Measures to impose compactness vary from city to city. The first response to control growth in a city such as Jaipur may be to regulate the planning boundary prohibiting development beyond a virtual yet definite line and preserving the land for agriculture or bio conservation. A similar approach is undertaken in the Master Development Plan (MDP) for 2025 where the development is limited to urban area-1 (U1 Area) boundary and beyond that are 5 other urbanisable areas that include a transport development zone, its buffer, eco-sensitive zone, green zone and ecological areas. One of the key focus of MDP-2025 is the urban greens for ensuring the sustainability of the city. The MDP-2025 also focusses on the quality of life through the green belt (234 sq. km. in 1976 MDP) to reduce urban and rural level divide. According to India State of Forest Report (ISFR, 2019), although the green cover has increased in the past 4 years, it is still deficit to the mandatory 20% proposed in Master Plan 2025. However, the adequacies of these urban green spaces in Jaipur requires more profound research on the planning processes involved.

EFFECTS OF NOVEL CORONAVIRUS

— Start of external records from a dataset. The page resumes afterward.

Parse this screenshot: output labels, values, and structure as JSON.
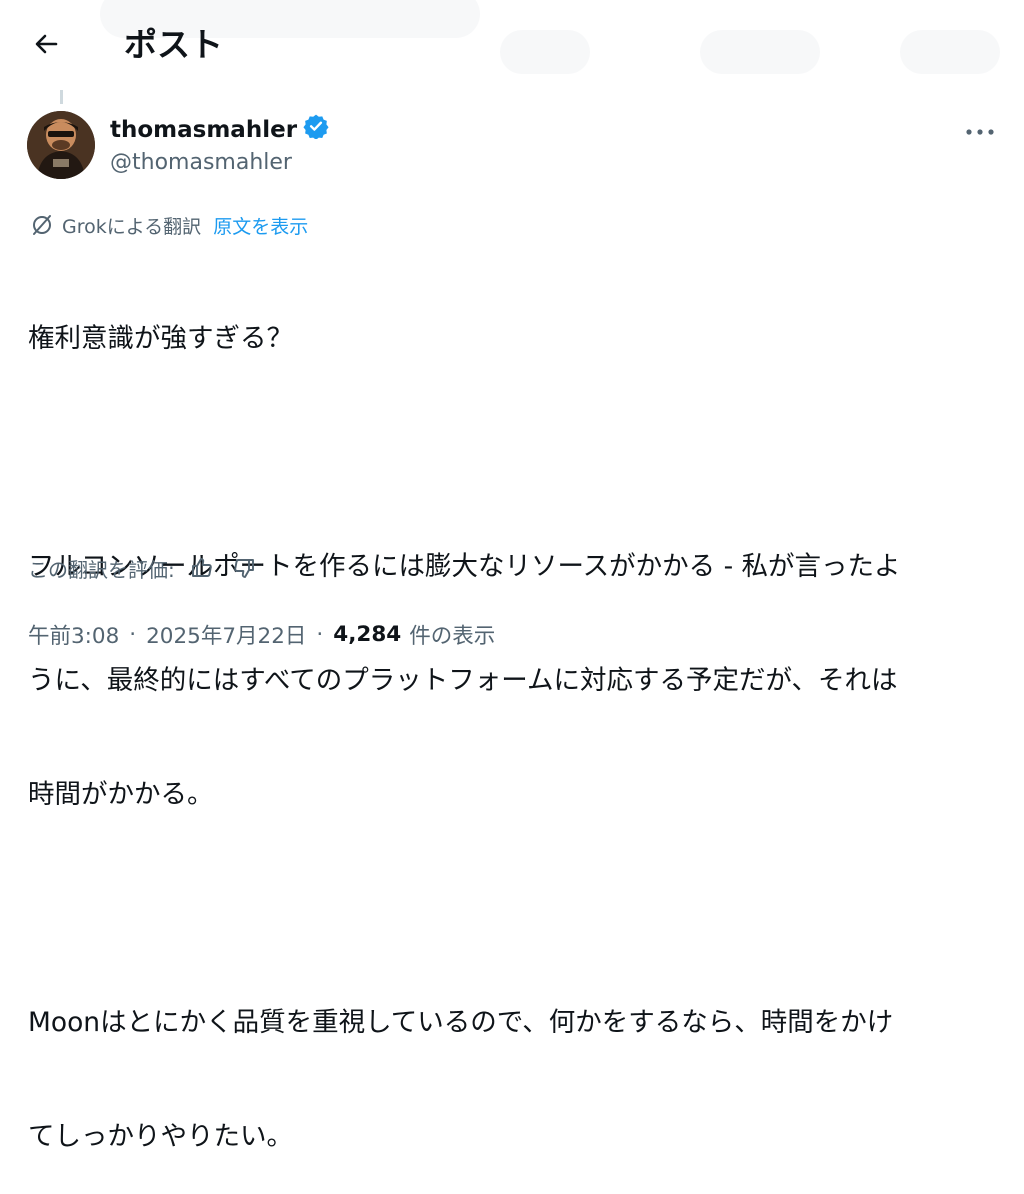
{
  "header": {
    "title": "ポスト",
    "back_icon": "arrow-left-icon"
  },
  "author": {
    "display_name": "thomasmahler",
    "handle": "@thomasmahler",
    "verified": true,
    "verified_color": "#1d9bf0"
  },
  "translation": {
    "translated_by": "Grokによる翻訳",
    "show_original": "原文を表示",
    "icon": "translate-icon"
  },
  "tweet": {
    "lines": [
      "権利意識が強すぎる？",
      "",
      "フルコンソールポートを作るには膨大なリソースがかかる - 私が言ったよ",
      "うに、最終的にはすべてのプラットフォームに対応する予定だが、それは",
      "時間がかかる。",
      "",
      "Moonはとにかく品質を重視しているので、何かをするなら、時間をかけ",
      "てしっかりやりたい。"
    ]
  },
  "rating": {
    "label": "この翻訳を評価:",
    "up_icon": "thumbs-up-icon",
    "down_icon": "thumbs-down-icon"
  },
  "meta": {
    "time": "午前3:08",
    "date": "2025年7月22日",
    "separator": "·",
    "views_count": "4,284",
    "views_label": "件の表示"
  },
  "colors": {
    "text": "#0f1419",
    "secondary": "#536471",
    "accent": "#1d9bf0"
  }
}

One of the most importunate concerns that urban planners are bound to face is to choose between densification and concentration. World Health Organisation says that the cities could make inhabitants vulnerable to communicable diseases such as novel coronavirus. United Nations Agency for Housing and Urban Development says that one benefit of a compact city is the ease of access to public facilities and ease of developing efficient infrastructure, which provides support during the tough times that the world is facing. The author believes that pandemics are an urban planning matter that is said to shape cities. The lockdown has pushed people to stay home. Hence, it is in the hands of architects and urban planners to help the public adapt to a post-pandemic society. For that to happen, the author suggests that the alternative approaches of organising urban infrastructure should be in conjunction with the social distancing principles. The companies today are determining ways for employees to work from home and the workers are becoming accustomed to it. This indicates another potential impact of the pandemic that is, the augmentation of the digital infrastructure. Another implication attached with this influence is if the proximity to workplace is not a component in choosing one’s residence, the urban planning could advance towards a world in which the traditional commutes may dissolve leading to the rise of city-centres and distant urban settlements.

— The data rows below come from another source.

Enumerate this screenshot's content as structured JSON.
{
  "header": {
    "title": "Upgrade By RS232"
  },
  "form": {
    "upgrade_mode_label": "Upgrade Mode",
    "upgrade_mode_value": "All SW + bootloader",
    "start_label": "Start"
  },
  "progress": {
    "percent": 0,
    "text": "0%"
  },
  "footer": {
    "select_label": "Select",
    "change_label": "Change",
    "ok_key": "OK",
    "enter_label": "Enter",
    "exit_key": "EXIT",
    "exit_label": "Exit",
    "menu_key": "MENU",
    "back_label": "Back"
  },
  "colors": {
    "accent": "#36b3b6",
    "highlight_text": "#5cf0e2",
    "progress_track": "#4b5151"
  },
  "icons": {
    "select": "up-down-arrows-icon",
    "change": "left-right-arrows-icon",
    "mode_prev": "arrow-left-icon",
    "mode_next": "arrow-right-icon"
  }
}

In conclusion, the post-pandemic urban planning measures should collectively ensure that our cities attain the fundamental balance between addressing the global concerns and attending to the needs at the local level.